As guitarist Raul Pacheco promised in an interview before Ozomatli arrived in Hawaii, the band played a mix of favorite songs with brand-new pieces that will likely show up on the band’s next album. Ozomatli also played a show on Maui Friday night.
With a steady arc that included Afro-Latino poly-rhythm, rotating frontmen and a strategy of including each body in the club, we all felt moved and part of the party. Two horn players gave some songs a great, retro feel, banging up against ska and classic rock, but never sounding impersonal or rote.
The Republik is an ideal venue for a show like this. No one should sit or hang back during an Ozomatli show, and this room, a dedicated space for live music, funneled fans in front of the stage.

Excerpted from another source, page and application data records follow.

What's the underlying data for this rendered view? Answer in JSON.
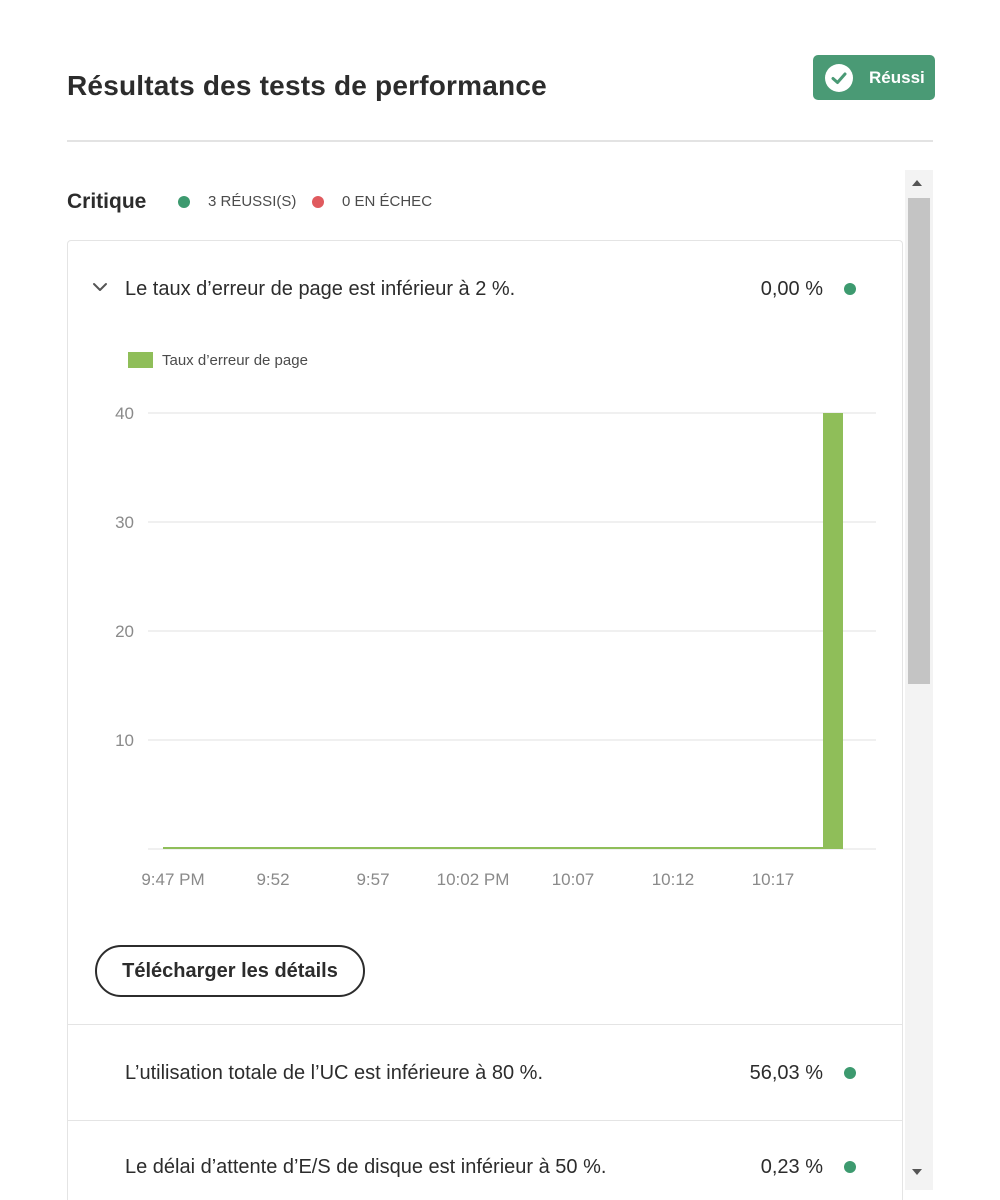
{
  "header": {
    "title": "Résultats des tests de performance",
    "status_badge": "Réussi"
  },
  "critical": {
    "label": "Critique",
    "passed": "3 RÉUSSI(S)",
    "failed": "0 EN ÉCHEC"
  },
  "tests": [
    {
      "label": "Le taux d’erreur de page est inférieur à 2 %.",
      "value": "0,00 %",
      "status": "pass",
      "expanded": true
    },
    {
      "label": "L’utilisation totale de l’UC est inférieure à 80 %.",
      "value": "56,03 %",
      "status": "pass",
      "expanded": false
    },
    {
      "label": "Le délai d’attente d’E/S de disque est inférieur à 50 %.",
      "value": "0,23 %",
      "status": "pass",
      "expanded": false
    }
  ],
  "download_button": "Télécharger les détails",
  "colors": {
    "pass": "#3d9a6f",
    "fail": "#e05a5e",
    "badge": "#4a9a75",
    "bar": "#8fbe59"
  },
  "chart_data": {
    "type": "bar",
    "legend": [
      "Taux d’erreur de page"
    ],
    "x_tick_labels": [
      "9:47 PM",
      "9:52",
      "9:57",
      "10:02 PM",
      "10:07",
      "10:12",
      "10:17"
    ],
    "y_ticks": [
      10,
      20,
      30,
      40
    ],
    "ylim": [
      0,
      40
    ],
    "xlim_minutes_after_947pm": [
      0,
      34
    ],
    "series": [
      {
        "name": "Taux d’erreur de page",
        "x_minutes_after_947pm": [
          0,
          1,
          2,
          3,
          4,
          5,
          6,
          7,
          8,
          9,
          10,
          11,
          12,
          13,
          14,
          15,
          16,
          17,
          18,
          19,
          20,
          21,
          22,
          23,
          24,
          25,
          26,
          27,
          28,
          29,
          30,
          31,
          32,
          33
        ],
        "values": [
          0,
          0,
          0,
          0,
          0,
          0,
          0,
          0,
          0,
          0,
          0,
          0,
          0,
          0,
          0,
          0,
          0,
          0,
          0,
          0,
          0,
          0,
          0,
          0,
          0,
          0,
          0,
          0,
          0,
          0,
          0,
          0,
          0,
          40
        ]
      }
    ],
    "grid": true
  }
}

TV screens allowed wallflowers to see everything if they didn’t want to brave the crowd, but most set up camp front and center. It’s a tribute to the band that there were so many fans jumping and singing along with little conflict.
Ozomatli hit a peak with an ideal choice, “Saturday Night.” The song epitomizes the band’s approach, giving every member a voice, calling out to the crowd and paying homage to the pure pleasure of expression: “Dip, dive, socialize — get ready for the Saturday night.”
Most of us were dancing throughout the night. Some songs thoughout the set were very much retro hip-hop and funk, but the band members sold it with such charm that we didn’t feel dated in singing along.
There were plenty of other high points, including tasty solos and reggae-flavored interludes. Justin “Niño” Porée has taken charge of rapping for the band, and he sold it, stalking the stage, calling us out to “Jump! Jump! Jump! Jump!” and delivering in melodic, charismatic style.
Another lifetime thrill was Ozomatli’s finale. The band members jumped into the audience, carrying their silver drum kit with them, and deliberately made their way through the crowd, chanting and working the beat. As the drum got closer, you could not escape the boom-bap. At the end, the guys worked their way up to the front room for a few last, adrenaline-crazed and joyful minutes of drumming and shouting.
Scenes like that remind you of the power and potential we have, when we band together. For me, and likely for many at the concert, that’s what Ozomatli stands for.
Elizabeth Kieszkowski is editor of TGIF, the Honolulu Star-Advertiser’s weekly arts and entertainment section. Reach her via email at email@example.com or follow her on Twitter.